In the fiber industry, we have all probably seen the words plenum or riser in our day, as these are two of the most common jacket types in the United States. In Europe we are seeing more Low Smoke Zero Halogen cables being utilized. But there are other options out there in the fiber optic world that are lesser known and talked about, they are the likes of Low Smoke Zero Halogen (LSZH), and Polyethylene (PE).
When looking at the construction of any fiber optic cable, you will notice that the jacket is the first line of defense against physical damage from chemicals, water, burning and other potentially damaging effects that would compromise the viability of the cable. Cable jackets come in multiple colors, but there are industry standard color codes such as aqua for OM3 or yellow for single mode, but in some cases there are custom colored jackets. You will also see foot markers on the outer jacket, showing you length of the cable, and even a print string showing the type of fiber, brand of cable, and type of cable construction. The print string will also contain information as to whether or not the cable is UL listed, and if it is, it will contain the UL number. Most cable jacket material is made from PVC or Polyvinyl Chloride, and there are additives that determine its jacket rating.
Plenum and riser ratings are defined by the National Electrical Code (NEC). They are also responsible for the standards that these cables must abide by in order to be classified as plenum or riser cabling. This standard basically states that if a fire were to start within a structure, how much would these compounds contribute to the fire, and create a “fuel” source – transporting the fire from place to place along the cable.
Most fiber optic cables that adhere to these fire standards are Underwriter Laboratories (UL) tested, meaning that they bear the UL marker on the cable jacket and have been certified to meet the NEC Standard for the cable jacket type. These UL Listings are independently tested, and qualified to ensure that the safety measures are upheld. They (UL) have no monetary stake in the items that they test, and consumers can be assured that this UL listing means that the safety standards are upheld. These listings are given and can be taken away at any point if the quality of the product does not continue to meet that UL standard.
The real question that most technicians ask in the field is where to use what type of jacket. Below we will go into a breakdown of the cable jacket types and where they can be utilized within a building or structure.
Plenum has the highest fire rating, meaning that it can be installed in all of the plenum spaces within a building such as the air ducts and ventilation systems – any part of the building that has to do with heating or cooling. Plenum can sometimes be utilized in any space within a building as an alternative to other jacket types. Plenum cables are less hazardous and create less smoke and toxic fumes in the case of fire. If a job requires plenum cable then plenum cable must be installed, there are no alternatives for this type of cable install. Plenum cables for the above reasons are usually slightly more expensive than the other cable jackets.

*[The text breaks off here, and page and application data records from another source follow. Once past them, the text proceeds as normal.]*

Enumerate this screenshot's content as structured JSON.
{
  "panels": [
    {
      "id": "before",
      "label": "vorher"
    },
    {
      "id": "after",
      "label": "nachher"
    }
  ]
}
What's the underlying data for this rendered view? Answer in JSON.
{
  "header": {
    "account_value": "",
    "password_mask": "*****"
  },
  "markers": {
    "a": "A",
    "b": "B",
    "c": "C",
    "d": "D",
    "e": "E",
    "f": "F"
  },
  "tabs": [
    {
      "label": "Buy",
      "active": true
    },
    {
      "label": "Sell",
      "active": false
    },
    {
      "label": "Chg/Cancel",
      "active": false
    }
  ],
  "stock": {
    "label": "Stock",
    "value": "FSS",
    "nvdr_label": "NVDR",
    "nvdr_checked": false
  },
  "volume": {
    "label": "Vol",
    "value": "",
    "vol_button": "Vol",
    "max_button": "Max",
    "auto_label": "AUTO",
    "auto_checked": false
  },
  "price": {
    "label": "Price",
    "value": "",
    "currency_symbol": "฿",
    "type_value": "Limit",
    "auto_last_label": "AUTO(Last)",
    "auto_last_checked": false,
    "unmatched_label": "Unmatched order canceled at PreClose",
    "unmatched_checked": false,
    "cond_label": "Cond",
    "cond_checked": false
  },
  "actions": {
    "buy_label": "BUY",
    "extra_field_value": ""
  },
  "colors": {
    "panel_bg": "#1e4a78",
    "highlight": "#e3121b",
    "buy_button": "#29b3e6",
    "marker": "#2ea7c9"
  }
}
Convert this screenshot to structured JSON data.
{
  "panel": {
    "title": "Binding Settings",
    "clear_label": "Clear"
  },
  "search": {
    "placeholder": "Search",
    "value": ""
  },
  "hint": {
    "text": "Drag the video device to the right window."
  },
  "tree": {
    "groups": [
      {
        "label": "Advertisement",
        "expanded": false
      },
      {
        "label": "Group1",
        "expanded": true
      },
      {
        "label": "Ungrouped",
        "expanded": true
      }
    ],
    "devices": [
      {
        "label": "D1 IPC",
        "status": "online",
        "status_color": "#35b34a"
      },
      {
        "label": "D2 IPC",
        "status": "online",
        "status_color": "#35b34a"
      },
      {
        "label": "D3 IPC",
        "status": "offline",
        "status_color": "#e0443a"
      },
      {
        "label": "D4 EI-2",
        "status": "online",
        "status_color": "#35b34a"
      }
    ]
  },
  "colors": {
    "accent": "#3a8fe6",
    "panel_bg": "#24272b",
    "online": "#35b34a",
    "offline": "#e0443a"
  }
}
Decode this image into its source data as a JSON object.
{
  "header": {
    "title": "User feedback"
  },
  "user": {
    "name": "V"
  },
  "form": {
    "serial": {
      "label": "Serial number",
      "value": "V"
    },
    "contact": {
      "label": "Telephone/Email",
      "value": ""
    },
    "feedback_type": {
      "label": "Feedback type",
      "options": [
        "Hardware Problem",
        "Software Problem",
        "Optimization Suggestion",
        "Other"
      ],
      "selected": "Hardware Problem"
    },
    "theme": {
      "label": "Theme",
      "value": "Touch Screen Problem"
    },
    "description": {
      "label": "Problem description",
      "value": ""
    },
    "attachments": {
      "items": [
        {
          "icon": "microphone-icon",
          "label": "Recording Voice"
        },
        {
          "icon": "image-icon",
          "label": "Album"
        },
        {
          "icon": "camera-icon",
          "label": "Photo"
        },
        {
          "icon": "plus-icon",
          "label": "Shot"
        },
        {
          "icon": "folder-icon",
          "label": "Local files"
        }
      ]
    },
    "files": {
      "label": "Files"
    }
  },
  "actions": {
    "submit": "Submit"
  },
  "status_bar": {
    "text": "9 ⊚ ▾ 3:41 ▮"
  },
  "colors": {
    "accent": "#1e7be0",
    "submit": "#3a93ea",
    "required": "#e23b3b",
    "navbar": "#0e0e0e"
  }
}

Riser cabling is only to be used within riser spaces in a building – such as between building shafts, for vertical runs. It is meant to be a backbone cable, the fire ratings that fit a riser rating are not as strict as plenum. You can utilize a plenum cable within a riser space, but you cannot utilize a riser cable in a plenum space. Such as in the case of a ventilation shaft – you could not install a riser cable because this is a plenum air space, but you can install riser say in an elevator shaft between the floors of a building. Typically, riser cables are less expensive than plenum because the standards are less stringent.
Low Smoke Zero Halogen (LSZH) Cable
Low Smoke Zero Halogen cable jacketing or LSZH is a separate classification from riser or plenum cables because it does not contain the same compounds or thermoplastics that produce smoke and other hazardous chemicals that could be harmful to humans and animals that may be in the vicinity of the cable, if it ever should burn. To be considered low smoke zero halogen cable, it must be made of flame retardant materials that do not excrete halogens, and produces little to no smoke when it burns. LSZH is not the same as a plenum cable – they are two different fire ratings. While it may seem beneficial to use LSZH within every space in a building, this type of cable does not fit the bill for every single application. Since this product is far more expensive than other compounds, it does not make sense to install this in areas that do not require a less hazardous, or low smoke material. LSZH is highly recommended for areas that have poor ventilation, where people tend to congregate or in a confined space. LSZH is primarily utilized in Europe currently but, this type of cable is gaining traction within the US markets. .
PE (polyethylene) rated cable is primarily used for outdoor cables only; this is not a cable that can be installed more than fifty feet inside of a building. PE cable jacket’s superior weather, temperature and water or moisture resistance makes this a great pick for harsh weather conditions and installations, but its rigid characteristics make it difficult to utilize in environments that require flexibility or movement of the cable. It also boasts superior UV protection because its black color absorbs the sunlight, which is a typical characteristic for outdoor rated cabling.
While there are more cable ratings and classifications than these shown above, these are the most common types that your average technician will run into on the job more. Familiarity with the cable jacket types is never a bad thing to have in a technician’s pocket. Knowing and being able to define what makes a plenum cable plenum or riser cable riser is superior knowledge that will benefit the technician on future jobs. .